The sparse leaves bristle under a spell of echoes. It is raining hard; yet the greenness fades, receding gradually to the edges, leaving a sea of deep brown and you to trudge through the engulfing oblivion.
Everyone had gathered like a roughly drawn arc in the hot afternoon air, debating how best to save the dying fire. You listened absent-mindedly as beaks tweeted how an elf had tied the clan’s fate to a fire whose glow wanes with each passing of time. An hush fell on the group, a massive silhouette darkened the arc’s exterior as Initshe emerged from a dark skyline flustering at first, then with a hunched gait strode to its bull’s eye. Without words, he pointed at you with an enormous totem, covering half the arc with its shadow. Wings fluttered in protests, but the powers-that-be have weighed-in and chose you. You are to travel the continuum and defy time, but pay heed to the sprite that deceives for only him could cause your failure. He handed over to you the totems, a stone arrow head, a pitcher and another heed against weariness. Posterity records:
The little Ingonyi, its wings and quiver
against some fury,
to save the flames in bravery
or folly, only to suffer a fate both weary
Your steps betray your doubts as you traipse through the void and its vastness which swirls like a whirlpool of emptiness. Why should an entire clan be tied to the fate of flames and fumes? You question as the rhythm of uncertainty gives fatigue to your wings.
With fate of many on his shoulders,
Idada forges on in this quest
weary and wobbling like the boulder,
which lie unrest
in torment of him and his brothers.
You seek for respite, momentarily forgetting the heed, you had to reach him at all cost and pay the price: present him the spring of Styx in a pitcher. He alone could rekindle the fire of the land. You lie for a while with the totems by your side. The world can wait.
It caught his eyes, a trunk
adorned but fallen,
from which emerges a unicorn,
through a most celestial form,
a star shaped opening.
You leap up as it glides towards you; a hand relaxes on the arrow with a fastened stone head and the other a bow. You marvel at it, lost in its admiration you do not see it turn a Leprechaun till its wand hits you in the face. The arrow head and the pitcher drop. You drop too, into a strange emptiness.
Someone rudely nudges you.
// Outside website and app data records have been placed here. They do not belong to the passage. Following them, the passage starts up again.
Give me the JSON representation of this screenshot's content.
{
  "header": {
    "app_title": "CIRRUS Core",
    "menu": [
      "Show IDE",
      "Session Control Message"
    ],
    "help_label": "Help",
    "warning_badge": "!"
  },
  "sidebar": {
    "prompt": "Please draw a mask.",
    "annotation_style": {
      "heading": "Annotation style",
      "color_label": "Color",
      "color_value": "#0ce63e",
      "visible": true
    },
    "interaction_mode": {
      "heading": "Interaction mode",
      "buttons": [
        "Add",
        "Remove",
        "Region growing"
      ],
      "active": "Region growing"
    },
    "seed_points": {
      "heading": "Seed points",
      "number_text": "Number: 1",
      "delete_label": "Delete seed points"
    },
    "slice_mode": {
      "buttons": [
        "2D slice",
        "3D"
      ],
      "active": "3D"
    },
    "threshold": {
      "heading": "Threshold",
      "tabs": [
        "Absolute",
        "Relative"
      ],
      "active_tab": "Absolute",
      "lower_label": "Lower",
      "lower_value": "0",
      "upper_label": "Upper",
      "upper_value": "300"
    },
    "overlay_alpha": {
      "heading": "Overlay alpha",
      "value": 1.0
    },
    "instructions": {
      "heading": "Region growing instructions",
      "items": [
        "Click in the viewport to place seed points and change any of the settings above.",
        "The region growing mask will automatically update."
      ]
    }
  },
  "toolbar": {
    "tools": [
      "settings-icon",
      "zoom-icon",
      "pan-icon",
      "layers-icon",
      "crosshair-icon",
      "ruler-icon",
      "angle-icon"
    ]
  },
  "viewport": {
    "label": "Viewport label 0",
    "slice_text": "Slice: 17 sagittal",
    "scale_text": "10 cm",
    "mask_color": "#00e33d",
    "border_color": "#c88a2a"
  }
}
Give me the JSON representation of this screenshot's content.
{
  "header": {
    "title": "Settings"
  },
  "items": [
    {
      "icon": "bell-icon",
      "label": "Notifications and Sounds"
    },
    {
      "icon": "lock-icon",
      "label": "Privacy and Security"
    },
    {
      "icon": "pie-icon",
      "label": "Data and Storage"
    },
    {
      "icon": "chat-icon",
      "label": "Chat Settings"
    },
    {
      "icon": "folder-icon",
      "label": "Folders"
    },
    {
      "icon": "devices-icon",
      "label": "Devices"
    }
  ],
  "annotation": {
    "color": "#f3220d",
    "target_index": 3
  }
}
You find yourself standing in a bar with an empty tray.
“You’ve been at it again, Uche! This Insomnia is really a buzz kill”. She moves away and mutters before disappearing:
“This is the fourth water pitcher you have dropped this month and you know how much Austen hates cracked China wares. He would surely fire you this time”.